This digital experience has been designed as part of the Co-producing Tolerant Futures through Ancient Identities project, funded by the UK Arts and Humanities Research Council (AHRC). The project is led by the University of Edinburgh together with Durham University, with input from nine heritage museums and sites across Britain.
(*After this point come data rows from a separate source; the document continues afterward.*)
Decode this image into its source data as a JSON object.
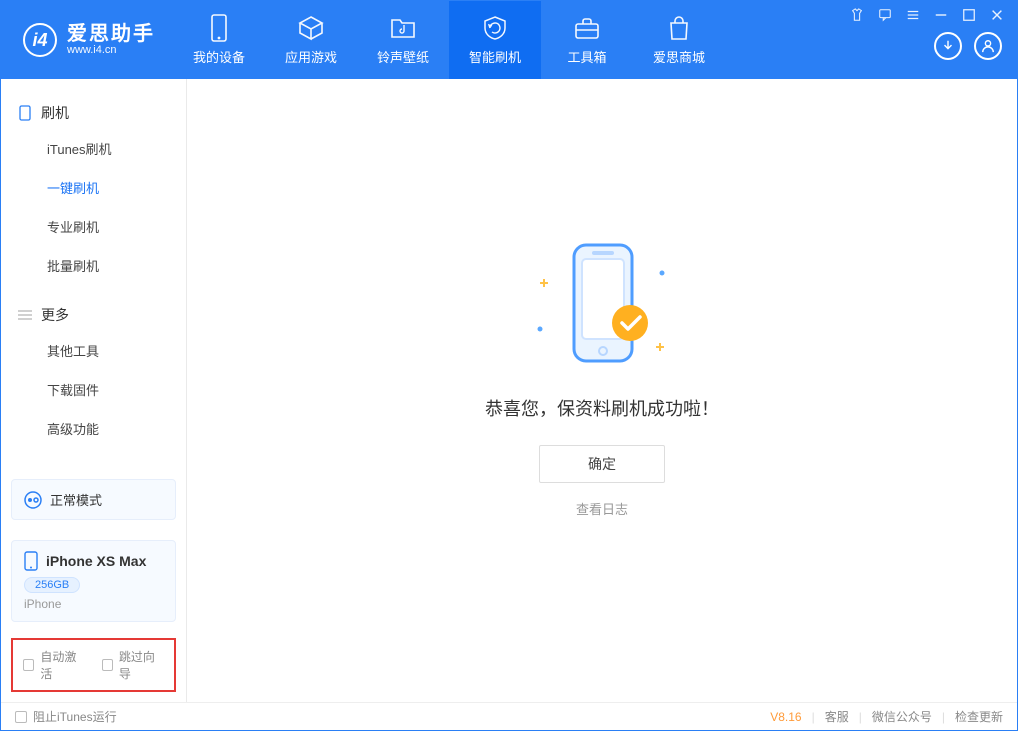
{
  "app": {
    "name_cn": "爱思助手",
    "url": "www.i4.cn"
  },
  "nav": [
    {
      "key": "device",
      "label": "我的设备",
      "active": false
    },
    {
      "key": "apps",
      "label": "应用游戏",
      "active": false
    },
    {
      "key": "ring",
      "label": "铃声壁纸",
      "active": false
    },
    {
      "key": "flash",
      "label": "智能刷机",
      "active": true
    },
    {
      "key": "toolbox",
      "label": "工具箱",
      "active": false
    },
    {
      "key": "store",
      "label": "爱思商城",
      "active": false
    }
  ],
  "sidebar": {
    "group1_title": "刷机",
    "items1": [
      {
        "key": "itunes",
        "label": "iTunes刷机",
        "active": false
      },
      {
        "key": "onekey",
        "label": "一键刷机",
        "active": true
      },
      {
        "key": "pro",
        "label": "专业刷机",
        "active": false
      },
      {
        "key": "batch",
        "label": "批量刷机",
        "active": false
      }
    ],
    "group2_title": "更多",
    "items2": [
      {
        "key": "other",
        "label": "其他工具"
      },
      {
        "key": "fw",
        "label": "下载固件"
      },
      {
        "key": "adv",
        "label": "高级功能"
      }
    ]
  },
  "mode_card": {
    "label": "正常模式"
  },
  "device": {
    "name": "iPhone XS Max",
    "storage": "256GB",
    "type": "iPhone"
  },
  "highlight": {
    "auto_activate": "自动激活",
    "skip_guide": "跳过向导"
  },
  "main": {
    "message": "恭喜您，保资料刷机成功啦！",
    "ok": "确定",
    "view_log": "查看日志"
  },
  "footer": {
    "block_itunes": "阻止iTunes运行",
    "version": "V8.16",
    "support": "客服",
    "wechat": "微信公众号",
    "update": "检查更新"
  }
}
Co-Producing Tolerant Futures aims to expose and challenge divisive uses of the Iron Age, Roman and Early Medieval past uncovered during the original Ancient Identities in Modern Britain project (2016-2019, AHRC-funded). Findings from this project showed that the Iron Age and Roman periods are often presented through dichotomies and exaggerated caricatures in formal and free-choice learning environments in Britain. The research also suggested that, later on in their adult life, people draw on these early impressions and dualistic understandings of the past to justify antagonism towards particular groups defined on the basis of ethnicity, culture and race.
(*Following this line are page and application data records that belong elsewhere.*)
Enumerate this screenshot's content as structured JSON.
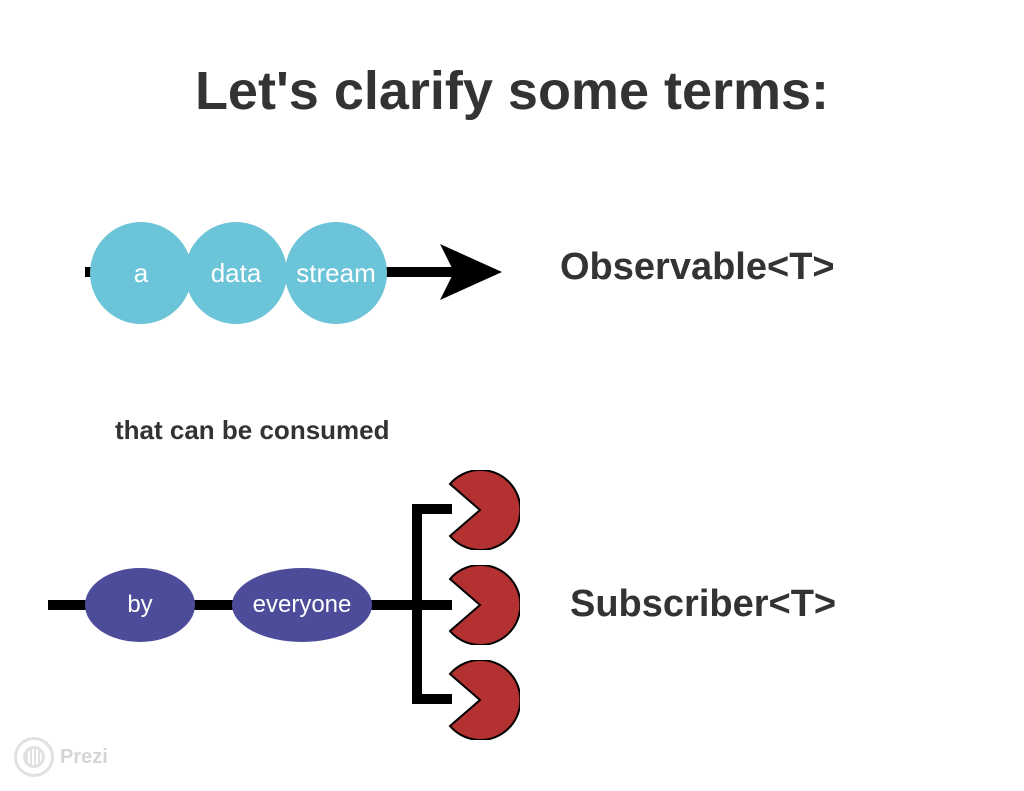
{
  "title": "Let's clarify some terms:",
  "observable": {
    "bubbles": [
      "a",
      "data",
      "stream"
    ],
    "label": "Observable<T>",
    "bubble_color": "#6cc4d8"
  },
  "connector_text": "that can be consumed",
  "subscriber": {
    "bubbles": [
      "by",
      "everyone"
    ],
    "label": "Subscriber<T>",
    "bubble_color": "#4c4c9a",
    "pacman_color": "#b33131",
    "pacman_count": 3
  },
  "watermark": "Prezi"
}
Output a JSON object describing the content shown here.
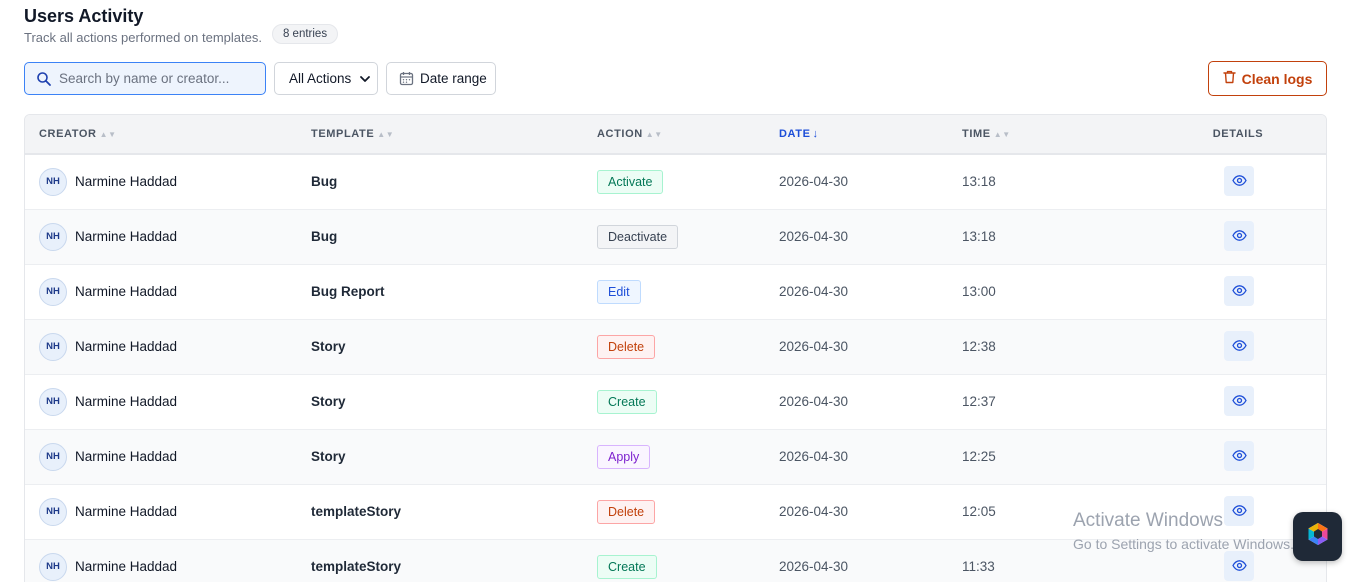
{
  "header": {
    "title": "Users Activity",
    "subtitle": "Track all actions performed on templates.",
    "entries_badge": "8 entries"
  },
  "toolbar": {
    "search_placeholder": "Search by name or creator...",
    "search_value": "",
    "action_filter": "All Actions",
    "date_range_label": "Date range",
    "clean_logs_label": "Clean logs"
  },
  "table": {
    "columns": {
      "creator": "CREATOR",
      "template": "TEMPLATE",
      "action": "ACTION",
      "date": "DATE",
      "time": "TIME",
      "details": "DETAILS"
    },
    "sort": {
      "column": "date",
      "direction": "desc"
    },
    "rows": [
      {
        "initials": "NH",
        "creator": "Narmine Haddad",
        "template": "Bug",
        "action": "Activate",
        "date": "2026-04-30",
        "time": "13:18"
      },
      {
        "initials": "NH",
        "creator": "Narmine Haddad",
        "template": "Bug",
        "action": "Deactivate",
        "date": "2026-04-30",
        "time": "13:18"
      },
      {
        "initials": "NH",
        "creator": "Narmine Haddad",
        "template": "Bug Report",
        "action": "Edit",
        "date": "2026-04-30",
        "time": "13:00"
      },
      {
        "initials": "NH",
        "creator": "Narmine Haddad",
        "template": "Story",
        "action": "Delete",
        "date": "2026-04-30",
        "time": "12:38"
      },
      {
        "initials": "NH",
        "creator": "Narmine Haddad",
        "template": "Story",
        "action": "Create",
        "date": "2026-04-30",
        "time": "12:37"
      },
      {
        "initials": "NH",
        "creator": "Narmine Haddad",
        "template": "Story",
        "action": "Apply",
        "date": "2026-04-30",
        "time": "12:25"
      },
      {
        "initials": "NH",
        "creator": "Narmine Haddad",
        "template": "templateStory",
        "action": "Delete",
        "date": "2026-04-30",
        "time": "12:05"
      },
      {
        "initials": "NH",
        "creator": "Narmine Haddad",
        "template": "templateStory",
        "action": "Create",
        "date": "2026-04-30",
        "time": "11:33"
      }
    ]
  },
  "action_styles": {
    "Activate": "p-activate",
    "Deactivate": "p-deactivate",
    "Edit": "p-edit",
    "Delete": "p-delete",
    "Create": "p-create",
    "Apply": "p-apply"
  },
  "icons": {
    "search": "search-icon",
    "calendar": "calendar-icon",
    "trash": "trash-icon",
    "eye": "eye-icon",
    "chevron": "chevron-down-icon"
  },
  "colors": {
    "accent": "#1d4ed8",
    "danger": "#c2410c"
  },
  "watermark": {
    "title": "Activate Windows",
    "subtitle": "Go to Settings to activate Windows."
  }
}
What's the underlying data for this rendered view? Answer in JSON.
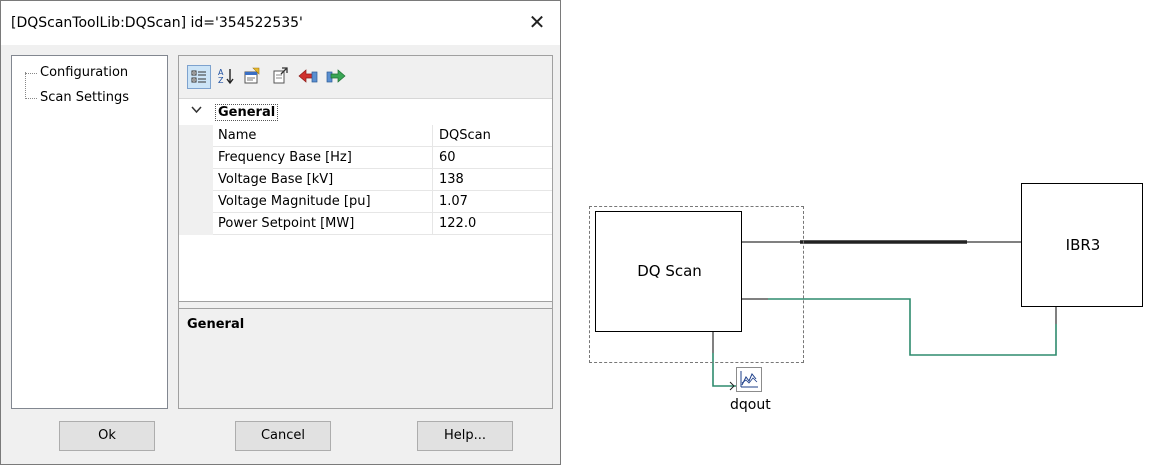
{
  "dialog": {
    "title": "[DQScanToolLib:DQScan] id='354522535'",
    "close_glyph": "✕"
  },
  "tree": {
    "items": [
      {
        "label": "Configuration"
      },
      {
        "label": "Scan Settings"
      }
    ]
  },
  "toolbar": {
    "icons": [
      "categorized-icon",
      "alphabetical-sort-icon",
      "property-pages-icon",
      "export-icon",
      "import-red-icon",
      "import-green-icon"
    ]
  },
  "grid": {
    "category": "General",
    "rows": [
      {
        "name": "Name",
        "value": "DQScan"
      },
      {
        "name": "Frequency Base [Hz]",
        "value": "60"
      },
      {
        "name": "Voltage Base [kV]",
        "value": "138"
      },
      {
        "name": "Voltage Magnitude [pu]",
        "value": "1.07"
      },
      {
        "name": "Power Setpoint [MW]",
        "value": "122.0"
      }
    ]
  },
  "description": {
    "title": "General"
  },
  "buttons": {
    "ok": "Ok",
    "cancel": "Cancel",
    "help": "Help..."
  },
  "diagram": {
    "dq_block_label": "DQ Scan",
    "ibr_block_label": "IBR3",
    "output_label": "dqout",
    "colors": {
      "wire": "#000000",
      "signal_wire": "#2e8b6e"
    }
  }
}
Co-Producing Tolerant Futures through Ancient Identities challenges these uses through this digital experience and by developing education training resources to promote more nuanced and less binary interpretation of the Iron Age and Roman past at heritage venues and in primary school classrooms.


Core research


  • Philo van Kemenade - Creative Direction, Concept, UX Design, Lead Developer
  • Matúš Solčány - Concept, UX Design, Graphic Design, Front-end Development
  • Dr Elisa Broccoli - Museum Signage Graphic Design

Heritage Partners

  • National Museum Scotland
  • The Hunterian
  • The Scottish Crannog Centre
  • Great North Museum: Hancock
  • Vindolanda & the Roman Army Museum
  • Tullie House Museum and Art Gallery
  • Leeds Museums and Galleries
  • Butser Ancient Farm
  • Castell Henllys Iron Age Village

Advisory Group

  • Dr Gary Husband (University of Stirling)
  • Dr Gregory Mannion (University of Stirling)
  • Dr Hana Morel (University College London)
  • Prof. Harold Mytum (University of Liverpool)
  • Dr Jo Smith (University of Stirling)
  • Dr Matt Symonds (Current Archaeology)
  • Dr Tom Yarrow (Durham University).

Contact us

For further information about this digital experience please contact: